After painting it pink, I thought I would dry-brush it with white and then do a little sanding and antiquing to make it look older. But then I thought I'd like to see it with the blankies in it. And you know, I like it just fine as it is so I'm finished. I think. What do you think? Should I do more with it?
I wanted a rough primitive finish for the shelf--you know, something that might have been on the farmhouse back porch, or perhaps in the cellar piled up with canning jars. That kind of look. I think I have something close. I am learning as I go and this time learned one thing that didn't work: Elmer's glue for a crackle medium. According to one site, the glue is supposed to produce awesome crackle effects. I'm sure she's right, and I probably did something wrong because I tried it on the top, and no crackle. I decided to back away from that idea for now and do some experimenting before taking on anything as big as this shelf with the glue.
So I moved to the next idea: using Vaseline to distress the paint. I rubbed it on places where I didn't want the white paint to stick and then painted. I used something very close to a dry brush technique to give the paint that old, weathered look I was seeking. You can see the places I applied the Vaseline.
Then I sanded it, and that removed the paint that was over the Vaseline. I think it worked pretty well and gave me something close to what I was looking for.

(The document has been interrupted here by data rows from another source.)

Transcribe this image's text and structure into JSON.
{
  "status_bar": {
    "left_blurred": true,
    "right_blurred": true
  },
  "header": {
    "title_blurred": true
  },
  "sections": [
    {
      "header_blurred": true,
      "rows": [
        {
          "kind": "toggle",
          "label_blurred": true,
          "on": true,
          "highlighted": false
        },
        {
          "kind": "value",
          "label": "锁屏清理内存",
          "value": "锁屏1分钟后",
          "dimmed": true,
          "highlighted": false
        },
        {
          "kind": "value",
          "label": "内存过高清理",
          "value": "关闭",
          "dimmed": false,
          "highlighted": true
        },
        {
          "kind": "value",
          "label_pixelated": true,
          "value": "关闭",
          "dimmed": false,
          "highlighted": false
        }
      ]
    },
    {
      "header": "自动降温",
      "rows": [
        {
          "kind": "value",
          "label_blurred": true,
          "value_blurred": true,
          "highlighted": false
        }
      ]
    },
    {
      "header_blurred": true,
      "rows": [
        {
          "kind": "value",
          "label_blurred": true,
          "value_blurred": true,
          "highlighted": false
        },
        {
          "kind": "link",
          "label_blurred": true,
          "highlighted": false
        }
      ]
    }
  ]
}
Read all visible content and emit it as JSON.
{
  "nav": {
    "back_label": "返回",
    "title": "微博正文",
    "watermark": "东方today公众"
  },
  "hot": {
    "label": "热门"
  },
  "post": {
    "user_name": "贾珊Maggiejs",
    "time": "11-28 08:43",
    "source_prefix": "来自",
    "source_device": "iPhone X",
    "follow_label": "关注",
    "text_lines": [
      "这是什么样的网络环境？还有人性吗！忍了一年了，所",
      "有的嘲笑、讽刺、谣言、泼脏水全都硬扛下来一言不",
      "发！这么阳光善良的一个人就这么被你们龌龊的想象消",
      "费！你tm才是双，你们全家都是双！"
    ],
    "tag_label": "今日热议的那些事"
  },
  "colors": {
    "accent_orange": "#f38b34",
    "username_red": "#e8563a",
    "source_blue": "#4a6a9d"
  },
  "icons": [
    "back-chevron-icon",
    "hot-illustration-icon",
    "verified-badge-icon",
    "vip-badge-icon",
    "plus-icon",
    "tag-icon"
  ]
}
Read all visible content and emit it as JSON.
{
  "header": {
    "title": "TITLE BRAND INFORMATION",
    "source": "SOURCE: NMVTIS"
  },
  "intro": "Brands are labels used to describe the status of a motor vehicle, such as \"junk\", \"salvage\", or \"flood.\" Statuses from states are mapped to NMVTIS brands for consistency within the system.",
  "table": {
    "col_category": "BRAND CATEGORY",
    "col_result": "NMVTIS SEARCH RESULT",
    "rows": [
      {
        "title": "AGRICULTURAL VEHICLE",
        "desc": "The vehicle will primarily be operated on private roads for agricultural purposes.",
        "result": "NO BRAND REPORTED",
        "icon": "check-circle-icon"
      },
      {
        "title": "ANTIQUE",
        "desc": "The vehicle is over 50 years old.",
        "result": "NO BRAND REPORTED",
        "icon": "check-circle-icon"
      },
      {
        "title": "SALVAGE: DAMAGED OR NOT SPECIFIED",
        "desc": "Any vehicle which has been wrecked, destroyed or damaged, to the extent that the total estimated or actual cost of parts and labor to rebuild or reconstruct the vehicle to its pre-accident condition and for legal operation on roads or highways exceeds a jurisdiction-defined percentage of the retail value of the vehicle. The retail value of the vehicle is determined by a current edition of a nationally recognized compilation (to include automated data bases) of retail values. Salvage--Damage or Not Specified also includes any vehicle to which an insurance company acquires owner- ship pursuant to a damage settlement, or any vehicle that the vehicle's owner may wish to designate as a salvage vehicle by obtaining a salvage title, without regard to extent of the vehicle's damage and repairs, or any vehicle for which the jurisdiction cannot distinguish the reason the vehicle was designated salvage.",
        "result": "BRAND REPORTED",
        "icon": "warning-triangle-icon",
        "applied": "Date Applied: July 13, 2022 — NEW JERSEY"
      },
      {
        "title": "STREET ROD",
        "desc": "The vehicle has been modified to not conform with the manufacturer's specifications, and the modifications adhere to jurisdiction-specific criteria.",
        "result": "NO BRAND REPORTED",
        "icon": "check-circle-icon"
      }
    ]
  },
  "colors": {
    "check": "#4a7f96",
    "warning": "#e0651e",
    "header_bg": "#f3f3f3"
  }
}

Next time, I will use either a blue or gray undercoat; I used flat black on this and I like the finished result all right but think the blue or gray might have been even better. Or green. Next time! All that was left to do to this shelf was wax it, so I did that and added a few things from around the kitchen to see how it would look on display. I think I like it.
My banana bread recipe card is probably 40-45 years old. I remember writing it down when I was first learning to cook as a young bride, and it was one of my first successful baking efforts.
Over the years I made it so often that I didn't need the card--that was in the days when my sons were all little boys with huge appetites. Now I make it so seldom that I need the card. With bananas the price they are today, I only make it when I luck into some on the markdown shelf. The recipe works as well today as it did when I was first trying to find my way in a kitchen.
1 cup mashed bananas (takes about 3 medium bananas)
2 1/2 cups unbleached flour
1 cup sugar
3 1/2 teaspoons baking powder
1 teaspoon salt
3 tablespoons cooking oil
3/4 cup milk
(add nuts if desired--maybe a 1/4 cup? I added pecans today because I had some that needed to be used up)
Put all ingredients in a bowl and beat until well blended (about50 quick strokes) with a fork. Pour into a greased loaf pan (9x4) and bake at 350 degrees for 1 hour. Cool slightly on a baking rack, then turn out of pan and place on the rack to continue cooling. Wait til it cools down to warm before slicing. Good, good, good! You can also bake the batter into greased muffin tins for banana muffins. The cooking time would be much less, probably 20 minutes or so.
Yum! And a nice reward after all that sanding, painting and waxing.
Linking today to A Vintage Green, Colorado Lady, Coastal Charm, Open House Party and Rurality Blog Hop. Have fun visiting these great sites to see what's going on in the world of country living, vintage, crafts, and cooking. All good things!
Copyright 2012 Susanna Holstein. All rights reserved. No Republication or Redistribution Allowed without attribution to Susanna Holstein.